__WHAT YOU SHOULD DO__: Give the listing again in full, exactly as it appears.

__SOURCE MATERIAL__:

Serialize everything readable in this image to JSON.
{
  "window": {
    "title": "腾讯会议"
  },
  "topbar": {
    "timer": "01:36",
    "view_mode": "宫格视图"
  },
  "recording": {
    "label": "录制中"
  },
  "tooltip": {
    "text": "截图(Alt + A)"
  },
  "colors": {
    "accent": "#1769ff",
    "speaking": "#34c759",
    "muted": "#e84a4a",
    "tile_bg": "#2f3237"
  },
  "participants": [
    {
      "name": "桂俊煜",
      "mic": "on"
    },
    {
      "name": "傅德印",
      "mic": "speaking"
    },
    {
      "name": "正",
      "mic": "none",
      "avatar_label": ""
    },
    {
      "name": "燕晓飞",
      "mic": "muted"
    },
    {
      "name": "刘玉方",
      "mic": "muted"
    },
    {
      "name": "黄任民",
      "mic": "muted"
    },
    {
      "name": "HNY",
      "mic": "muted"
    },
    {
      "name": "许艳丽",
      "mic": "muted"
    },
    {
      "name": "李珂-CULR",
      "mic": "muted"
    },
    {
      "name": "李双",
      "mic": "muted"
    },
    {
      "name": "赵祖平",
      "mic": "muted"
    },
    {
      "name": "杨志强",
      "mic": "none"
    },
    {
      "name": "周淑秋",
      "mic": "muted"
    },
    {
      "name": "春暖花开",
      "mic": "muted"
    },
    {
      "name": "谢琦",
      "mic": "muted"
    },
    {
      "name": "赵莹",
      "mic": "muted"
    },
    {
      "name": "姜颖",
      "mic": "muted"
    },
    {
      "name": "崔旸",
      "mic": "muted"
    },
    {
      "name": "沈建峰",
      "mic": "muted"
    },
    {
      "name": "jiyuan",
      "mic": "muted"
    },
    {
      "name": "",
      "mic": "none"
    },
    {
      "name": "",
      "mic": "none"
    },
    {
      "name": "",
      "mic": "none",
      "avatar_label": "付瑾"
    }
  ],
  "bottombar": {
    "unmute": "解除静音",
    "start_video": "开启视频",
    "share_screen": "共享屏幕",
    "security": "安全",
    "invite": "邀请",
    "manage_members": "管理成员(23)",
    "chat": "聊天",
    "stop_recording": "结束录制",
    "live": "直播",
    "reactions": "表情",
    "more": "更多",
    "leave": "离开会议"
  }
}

__SOLUTION FOR THIS PROBLEM__:
Serialize everything readable in this image to JSON.
{
  "window": {
    "title": "腾讯会议"
  },
  "topbar": {
    "timer": "01:36",
    "view_mode": "宫格视图"
  },
  "recording": {
    "label": "录制中"
  },
  "tooltip": {
    "text": "截图(Alt + A)"
  },
  "colors": {
    "accent": "#1769ff",
    "speaking": "#34c759",
    "muted": "#e84a4a",
    "tile_bg": "#2f3237"
  },
  "participants": [
    {
      "name": "桂俊煜",
      "mic": "on"
    },
    {
      "name": "傅德印",
      "mic": "speaking"
    },
    {
      "name": "正",
      "mic": "none",
      "avatar_label": ""
    },
    {
      "name": "燕晓飞",
      "mic": "muted"
    },
    {
      "name": "刘玉方",
      "mic": "muted"
    },
    {
      "name": "黄任民",
      "mic": "muted"
    },
    {
      "name": "HNY",
      "mic": "muted"
    },
    {
      "name": "许艳丽",
      "mic": "muted"
    },
    {
      "name": "李珂-CULR",
      "mic": "muted"
    },
    {
      "name": "李双",
      "mic": "muted"
    },
    {
      "name": "赵祖平",
      "mic": "muted"
    },
    {
      "name": "杨志强",
      "mic": "none"
    },
    {
      "name": "周淑秋",
      "mic": "muted"
    },
    {
      "name": "春暖花开",
      "mic": "muted"
    },
    {
      "name": "谢琦",
      "mic": "muted"
    },
    {
      "name": "赵莹",
      "mic": "muted"
    },
    {
      "name": "姜颖",
      "mic": "muted"
    },
    {
      "name": "崔旸",
      "mic": "muted"
    },
    {
      "name": "沈建峰",
      "mic": "muted"
    },
    {
      "name": "jiyuan",
      "mic": "muted"
    },
    {
      "name": "",
      "mic": "none"
    },
    {
      "name": "",
      "mic": "none"
    },
    {
      "name": "",
      "mic": "none",
      "avatar_label": "付瑾"
    }
  ],
  "bottombar": {
    "unmute": "解除静音",
    "start_video": "开启视频",
    "share_screen": "共享屏幕",
    "security": "安全",
    "invite": "邀请",
    "manage_members": "管理成员(23)",
    "chat": "聊天",
    "stop_recording": "结束录制",
    "live": "直播",
    "reactions": "表情",
    "more": "更多",
    "leave": "离开会议"
  }
}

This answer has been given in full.